(TASK DESCRIPTION): The records that follow must be repeated verbatim, every one of them.

(DATA FOR THIS TASK):

★ ★ ★ ★

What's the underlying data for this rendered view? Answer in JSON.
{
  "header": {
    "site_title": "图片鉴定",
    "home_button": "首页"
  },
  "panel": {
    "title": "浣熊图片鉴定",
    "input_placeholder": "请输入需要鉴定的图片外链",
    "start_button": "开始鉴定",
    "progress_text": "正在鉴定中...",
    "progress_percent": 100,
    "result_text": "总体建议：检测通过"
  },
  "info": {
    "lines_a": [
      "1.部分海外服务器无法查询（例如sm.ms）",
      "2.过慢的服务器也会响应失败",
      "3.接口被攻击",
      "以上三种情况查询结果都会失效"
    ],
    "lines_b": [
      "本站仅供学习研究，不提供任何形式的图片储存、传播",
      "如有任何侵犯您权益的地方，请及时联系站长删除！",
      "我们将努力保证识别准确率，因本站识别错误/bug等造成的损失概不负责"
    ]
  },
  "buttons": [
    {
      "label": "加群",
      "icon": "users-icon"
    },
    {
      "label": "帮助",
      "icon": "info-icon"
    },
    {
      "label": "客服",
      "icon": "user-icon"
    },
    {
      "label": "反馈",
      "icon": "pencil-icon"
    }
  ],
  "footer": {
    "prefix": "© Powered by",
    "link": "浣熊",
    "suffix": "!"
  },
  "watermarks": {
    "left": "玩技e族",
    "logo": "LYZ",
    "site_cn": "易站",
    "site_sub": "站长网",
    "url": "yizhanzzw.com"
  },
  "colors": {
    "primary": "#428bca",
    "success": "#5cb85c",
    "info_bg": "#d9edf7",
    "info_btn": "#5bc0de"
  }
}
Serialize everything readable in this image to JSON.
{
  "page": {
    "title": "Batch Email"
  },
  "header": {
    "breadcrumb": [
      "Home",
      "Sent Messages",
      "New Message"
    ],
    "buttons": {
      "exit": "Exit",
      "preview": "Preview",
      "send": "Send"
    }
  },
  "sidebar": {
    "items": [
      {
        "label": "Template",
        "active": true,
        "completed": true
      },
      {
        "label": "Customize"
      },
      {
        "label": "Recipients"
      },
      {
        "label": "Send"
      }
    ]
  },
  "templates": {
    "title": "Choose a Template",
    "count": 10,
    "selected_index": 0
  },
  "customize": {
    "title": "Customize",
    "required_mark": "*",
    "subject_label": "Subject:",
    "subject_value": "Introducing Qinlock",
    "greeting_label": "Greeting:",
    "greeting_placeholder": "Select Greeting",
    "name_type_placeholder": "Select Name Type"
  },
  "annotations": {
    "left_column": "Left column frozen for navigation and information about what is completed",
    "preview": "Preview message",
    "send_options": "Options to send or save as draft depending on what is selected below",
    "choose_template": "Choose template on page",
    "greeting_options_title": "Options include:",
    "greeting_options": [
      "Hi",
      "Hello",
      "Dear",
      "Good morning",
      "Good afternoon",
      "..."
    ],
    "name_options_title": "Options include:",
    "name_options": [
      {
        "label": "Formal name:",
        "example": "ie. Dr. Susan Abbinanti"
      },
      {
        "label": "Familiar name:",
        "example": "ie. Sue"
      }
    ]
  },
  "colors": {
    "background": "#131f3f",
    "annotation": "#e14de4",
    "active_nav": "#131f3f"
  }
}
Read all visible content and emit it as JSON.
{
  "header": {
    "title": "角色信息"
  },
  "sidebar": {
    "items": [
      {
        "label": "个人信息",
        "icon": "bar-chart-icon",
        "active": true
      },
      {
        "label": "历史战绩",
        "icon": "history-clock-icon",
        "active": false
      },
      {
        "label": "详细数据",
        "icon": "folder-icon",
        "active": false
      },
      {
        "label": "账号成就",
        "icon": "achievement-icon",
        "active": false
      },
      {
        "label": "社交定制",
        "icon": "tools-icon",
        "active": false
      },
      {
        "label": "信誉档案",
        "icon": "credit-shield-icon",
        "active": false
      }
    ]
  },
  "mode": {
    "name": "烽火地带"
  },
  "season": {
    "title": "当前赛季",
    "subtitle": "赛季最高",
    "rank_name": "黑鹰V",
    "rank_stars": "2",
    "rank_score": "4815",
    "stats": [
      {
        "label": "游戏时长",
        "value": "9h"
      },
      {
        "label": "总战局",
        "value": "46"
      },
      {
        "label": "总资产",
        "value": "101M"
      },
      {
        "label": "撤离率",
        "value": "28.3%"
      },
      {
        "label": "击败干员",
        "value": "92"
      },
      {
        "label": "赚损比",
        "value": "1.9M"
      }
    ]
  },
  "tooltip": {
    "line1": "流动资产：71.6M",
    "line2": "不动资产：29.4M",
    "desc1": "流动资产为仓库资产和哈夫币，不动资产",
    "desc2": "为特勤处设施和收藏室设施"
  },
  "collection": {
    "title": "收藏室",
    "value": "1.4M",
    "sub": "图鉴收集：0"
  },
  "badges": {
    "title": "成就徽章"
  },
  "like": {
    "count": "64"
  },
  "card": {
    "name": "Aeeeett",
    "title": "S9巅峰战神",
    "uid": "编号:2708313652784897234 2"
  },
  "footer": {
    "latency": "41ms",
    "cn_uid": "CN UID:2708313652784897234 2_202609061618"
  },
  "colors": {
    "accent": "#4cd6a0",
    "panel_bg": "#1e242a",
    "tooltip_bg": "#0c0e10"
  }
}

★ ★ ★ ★

(WRITTEN ANSWER):
What's the underlying data for this rendered view? Answer in JSON.
{
  "header": {
    "site_title": "图片鉴定",
    "home_button": "首页"
  },
  "panel": {
    "title": "浣熊图片鉴定",
    "input_placeholder": "请输入需要鉴定的图片外链",
    "start_button": "开始鉴定",
    "progress_text": "正在鉴定中...",
    "progress_percent": 100,
    "result_text": "总体建议：检测通过"
  },
  "info": {
    "lines_a": [
      "1.部分海外服务器无法查询（例如sm.ms）",
      "2.过慢的服务器也会响应失败",
      "3.接口被攻击",
      "以上三种情况查询结果都会失效"
    ],
    "lines_b": [
      "本站仅供学习研究，不提供任何形式的图片储存、传播",
      "如有任何侵犯您权益的地方，请及时联系站长删除！",
      "我们将努力保证识别准确率，因本站识别错误/bug等造成的损失概不负责"
    ]
  },
  "buttons": [
    {
      "label": "加群",
      "icon": "users-icon"
    },
    {
      "label": "帮助",
      "icon": "info-icon"
    },
    {
      "label": "客服",
      "icon": "user-icon"
    },
    {
      "label": "反馈",
      "icon": "pencil-icon"
    }
  ],
  "footer": {
    "prefix": "© Powered by",
    "link": "浣熊",
    "suffix": "!"
  },
  "watermarks": {
    "left": "玩技e族",
    "logo": "LYZ",
    "site_cn": "易站",
    "site_sub": "站长网",
    "url": "yizhanzzw.com"
  },
  "colors": {
    "primary": "#428bca",
    "success": "#5cb85c",
    "info_bg": "#d9edf7",
    "info_btn": "#5bc0de"
  }
}
Serialize everything readable in this image to JSON.
{
  "page": {
    "title": "Batch Email"
  },
  "header": {
    "breadcrumb": [
      "Home",
      "Sent Messages",
      "New Message"
    ],
    "buttons": {
      "exit": "Exit",
      "preview": "Preview",
      "send": "Send"
    }
  },
  "sidebar": {
    "items": [
      {
        "label": "Template",
        "active": true,
        "completed": true
      },
      {
        "label": "Customize"
      },
      {
        "label": "Recipients"
      },
      {
        "label": "Send"
      }
    ]
  },
  "templates": {
    "title": "Choose a Template",
    "count": 10,
    "selected_index": 0
  },
  "customize": {
    "title": "Customize",
    "required_mark": "*",
    "subject_label": "Subject:",
    "subject_value": "Introducing Qinlock",
    "greeting_label": "Greeting:",
    "greeting_placeholder": "Select Greeting",
    "name_type_placeholder": "Select Name Type"
  },
  "annotations": {
    "left_column": "Left column frozen for navigation and information about what is completed",
    "preview": "Preview message",
    "send_options": "Options to send or save as draft depending on what is selected below",
    "choose_template": "Choose template on page",
    "greeting_options_title": "Options include:",
    "greeting_options": [
      "Hi",
      "Hello",
      "Dear",
      "Good morning",
      "Good afternoon",
      "..."
    ],
    "name_options_title": "Options include:",
    "name_options": [
      {
        "label": "Formal name:",
        "example": "ie. Dr. Susan Abbinanti"
      },
      {
        "label": "Familiar name:",
        "example": "ie. Sue"
      }
    ]
  },
  "colors": {
    "background": "#131f3f",
    "annotation": "#e14de4",
    "active_nav": "#131f3f"
  }
}
Read all visible content and emit it as JSON.
{
  "header": {
    "title": "角色信息"
  },
  "sidebar": {
    "items": [
      {
        "label": "个人信息",
        "icon": "bar-chart-icon",
        "active": true
      },
      {
        "label": "历史战绩",
        "icon": "history-clock-icon",
        "active": false
      },
      {
        "label": "详细数据",
        "icon": "folder-icon",
        "active": false
      },
      {
        "label": "账号成就",
        "icon": "achievement-icon",
        "active": false
      },
      {
        "label": "社交定制",
        "icon": "tools-icon",
        "active": false
      },
      {
        "label": "信誉档案",
        "icon": "credit-shield-icon",
        "active": false
      }
    ]
  },
  "mode": {
    "name": "烽火地带"
  },
  "season": {
    "title": "当前赛季",
    "subtitle": "赛季最高",
    "rank_name": "黑鹰V",
    "rank_stars": "2",
    "rank_score": "4815",
    "stats": [
      {
        "label": "游戏时长",
        "value": "9h"
      },
      {
        "label": "总战局",
        "value": "46"
      },
      {
        "label": "总资产",
        "value": "101M"
      },
      {
        "label": "撤离率",
        "value": "28.3%"
      },
      {
        "label": "击败干员",
        "value": "92"
      },
      {
        "label": "赚损比",
        "value": "1.9M"
      }
    ]
  },
  "tooltip": {
    "line1": "流动资产：71.6M",
    "line2": "不动资产：29.4M",
    "desc1": "流动资产为仓库资产和哈夫币，不动资产",
    "desc2": "为特勤处设施和收藏室设施"
  },
  "collection": {
    "title": "收藏室",
    "value": "1.4M",
    "sub": "图鉴收集：0"
  },
  "badges": {
    "title": "成就徽章"
  },
  "like": {
    "count": "64"
  },
  "card": {
    "name": "Aeeeett",
    "title": "S9巅峰战神",
    "uid": "编号:2708313652784897234 2"
  },
  "footer": {
    "latency": "41ms",
    "cn_uid": "CN UID:2708313652784897234 2_202609061618"
  },
  "colors": {
    "accent": "#4cd6a0",
    "panel_bg": "#1e242a",
    "tooltip_bg": "#0c0e10"
  }
}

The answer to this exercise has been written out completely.